Baros. Cisse. Morientes. Crouch. Kuyt. Bellamy. Voronin. Keane.
Since Rafael Benitez took the helm at Liverpool FC, he’s maintained a revolving door of strikers, searching for the perfect frontline duo. And while he’s fielded many natural hitmen with the ability to keep his side in top four contention and remain a serious Champions League threat, it is only now, when he’s pushed Liverpool’s quintessential midfielder further forward, that Benitez has found a pair who may be the key to Liverpool ending their long title drought: Steven Gerrard and Fernando Torres.
When Torres arrived at Anfield, one could almost hear a general sigh of relief escape Gerrard’s lungs. The captain would no longer be Liverpool’s one true match-changer. He could now share the burden with a world-class Spanish talent. Like Gerrard, Fernando Torres is bursting with intelligence, deftness and endless spirit which combine into a fierce, unpredictable attack that few defenders can hope to contain. He removed any doubt of his worth in his Anfield league debut with a stunning goal against Chelsea FC in August 2007. After pushing the ball past the bewildered Tal Ben Haim, Torres found the perfect angle and fired the ball into the far corner, past Peter Cech, one of the world’s finest keepers. After that the goals kept coming. Torres scored 33 in all competitions in his first year with the Reds.

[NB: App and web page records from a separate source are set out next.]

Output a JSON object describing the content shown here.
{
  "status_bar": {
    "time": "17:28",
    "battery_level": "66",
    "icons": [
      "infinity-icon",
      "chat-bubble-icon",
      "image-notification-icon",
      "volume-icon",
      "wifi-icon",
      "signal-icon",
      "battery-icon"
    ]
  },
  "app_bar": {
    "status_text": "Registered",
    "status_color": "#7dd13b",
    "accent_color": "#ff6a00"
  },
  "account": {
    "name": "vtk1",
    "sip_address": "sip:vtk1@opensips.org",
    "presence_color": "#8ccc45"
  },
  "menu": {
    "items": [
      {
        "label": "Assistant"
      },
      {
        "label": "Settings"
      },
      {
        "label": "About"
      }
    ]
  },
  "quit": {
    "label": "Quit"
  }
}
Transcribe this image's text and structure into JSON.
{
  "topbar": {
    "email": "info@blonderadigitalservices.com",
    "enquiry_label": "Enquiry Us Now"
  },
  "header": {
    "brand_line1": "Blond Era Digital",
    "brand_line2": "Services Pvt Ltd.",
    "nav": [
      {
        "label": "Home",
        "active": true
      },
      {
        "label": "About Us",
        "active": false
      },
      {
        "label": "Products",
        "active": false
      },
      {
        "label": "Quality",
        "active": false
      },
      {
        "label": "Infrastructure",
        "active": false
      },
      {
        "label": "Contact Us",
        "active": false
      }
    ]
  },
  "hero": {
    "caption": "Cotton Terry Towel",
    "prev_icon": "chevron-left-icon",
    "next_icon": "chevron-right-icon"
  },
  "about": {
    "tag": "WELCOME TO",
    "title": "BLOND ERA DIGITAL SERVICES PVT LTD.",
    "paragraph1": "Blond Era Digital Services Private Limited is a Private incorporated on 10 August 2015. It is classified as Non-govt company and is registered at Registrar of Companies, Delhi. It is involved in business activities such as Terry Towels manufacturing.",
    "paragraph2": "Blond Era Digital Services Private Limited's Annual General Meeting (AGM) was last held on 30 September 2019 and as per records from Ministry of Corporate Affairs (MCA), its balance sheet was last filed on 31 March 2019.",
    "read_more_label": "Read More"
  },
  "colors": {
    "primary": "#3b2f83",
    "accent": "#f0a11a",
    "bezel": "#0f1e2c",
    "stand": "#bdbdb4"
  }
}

But without a suitable partner for Torres, Benitez started him up front alone in most matches and defenders eventually learned to crowd him out. Torres has scored many fine goals this season, but between injuries and the lack of space granted by defenders, he’s far behind his impressive tally of 2007/2008. Given time, Robbie Keane might have proved a good foil for the Spainish striker, but just as it looked like they were building some chemistry, Torres went out with injury. Keane struggled to find goals, was benched and eventually sold back to Tottenham. Dirk Kuyt had become Liverpool’s first choice right-winger, rarely reprising his role as striker. And David Ngog, while showing promise, is far from ready for regular first team starts. Was Torres destined to strike alone?
Finally, Benitez found the killer combination. It had been there all along. With Javier Mascherano and Xabi Alonso both in top form and able to control the midfield, Steven Gerrard has been pushed forward into a more attacking role. Gerrard hovers between being an advanced midfielder and a second striker, and the freedom he is given allows him to keep defenses guessing. No longer can back lines gang up on Torres for they’ll just be giving Gerrard more space to storm in and score goals. And when Torres only has to ward of one or two defenders rather than three or four, he is going to carve out space for himself and create endless danger.

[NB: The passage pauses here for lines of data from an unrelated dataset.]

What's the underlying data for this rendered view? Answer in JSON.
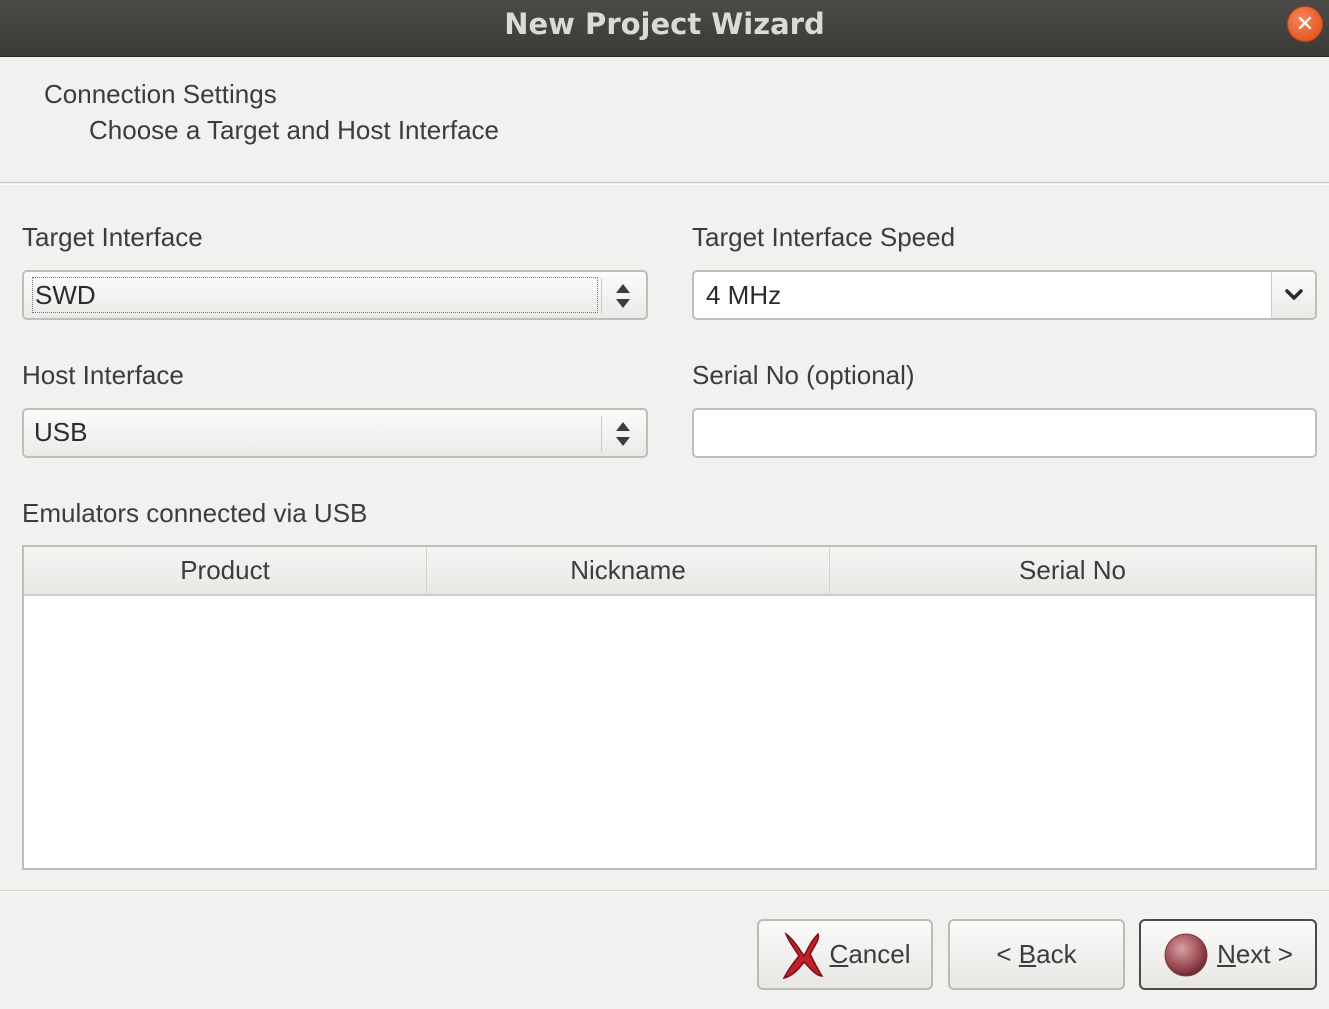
{
  "window": {
    "title": "New Project Wizard"
  },
  "header": {
    "title": "Connection Settings",
    "subtitle": "Choose a Target and Host Interface"
  },
  "form": {
    "target_interface": {
      "label": "Target Interface",
      "value": "SWD"
    },
    "target_interface_speed": {
      "label": "Target Interface Speed",
      "value": "4 MHz"
    },
    "host_interface": {
      "label": "Host Interface",
      "value": "USB"
    },
    "serial_no": {
      "label": "Serial No (optional)",
      "value": ""
    }
  },
  "emulators": {
    "label": "Emulators connected via USB",
    "columns": [
      "Product",
      "Nickname",
      "Serial No"
    ],
    "rows": []
  },
  "buttons": {
    "cancel": {
      "mnemonic": "C",
      "rest": "ancel"
    },
    "back": {
      "prefix": "< ",
      "mnemonic": "B",
      "rest": "ack"
    },
    "next": {
      "mnemonic": "N",
      "rest": "ext >"
    }
  },
  "icons": {
    "close": "close-icon",
    "cancel": "red-x-icon",
    "next": "red-circle-icon"
  },
  "colors": {
    "titlebar": "#3f3e3a",
    "close_button": "#e55a26",
    "cancel_icon": "#c0202a"
  }
}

Gerrard and Torres have both endured time away due to injury. But when they’ve played together they have devastated. The recent back-to-back thrashings of Real Madrid and Manchester United owed a lot to these two attackers. Torres opened scoring in both matches. Gerrard converted a penalty against Real and later burst into the box to meet a Ryan Babel cross with a scorching half-volley shot to put the match out of reach for the Spanish giants. Against Manchester United, Gerrard was in on goal twice, forcing defenders to take him down on both occasions, earning a penalty and a free kick. Liverpool converted both.
Against big sides, Liverpool have done well despite injuries. With both Gerrard and Torres fit, they have demolished.

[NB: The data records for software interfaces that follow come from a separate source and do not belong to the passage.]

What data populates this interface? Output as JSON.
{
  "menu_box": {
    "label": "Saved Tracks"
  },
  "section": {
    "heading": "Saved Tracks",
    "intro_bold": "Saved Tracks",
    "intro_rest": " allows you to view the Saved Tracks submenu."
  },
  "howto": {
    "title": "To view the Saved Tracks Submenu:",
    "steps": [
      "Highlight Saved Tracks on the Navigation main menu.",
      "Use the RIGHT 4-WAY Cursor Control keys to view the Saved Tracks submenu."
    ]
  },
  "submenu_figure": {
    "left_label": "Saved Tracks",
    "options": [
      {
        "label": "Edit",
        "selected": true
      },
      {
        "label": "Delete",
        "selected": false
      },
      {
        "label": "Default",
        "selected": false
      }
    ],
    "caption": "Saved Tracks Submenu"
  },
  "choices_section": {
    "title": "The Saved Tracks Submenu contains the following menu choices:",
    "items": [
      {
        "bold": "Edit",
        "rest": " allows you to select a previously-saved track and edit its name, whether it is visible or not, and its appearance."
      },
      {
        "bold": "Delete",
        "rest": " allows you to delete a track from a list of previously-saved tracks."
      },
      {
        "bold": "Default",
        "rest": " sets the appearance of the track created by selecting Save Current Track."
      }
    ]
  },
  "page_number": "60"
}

Is Gerrard ready to be an out and out striker? Probably not. His love for influencing the match with brilliant setup play will keep him hovering between midfield and the front. But as he is currently tied with Miroslav Klose for top scorer in the Champions League and tied with Cristiano Ronaldo for second in the EPL, just two goals behind Nicolas Anelka: it seems Gerrard has found his place. And Torres has found a partner.
If the two can stay fit, the goals will keep coming.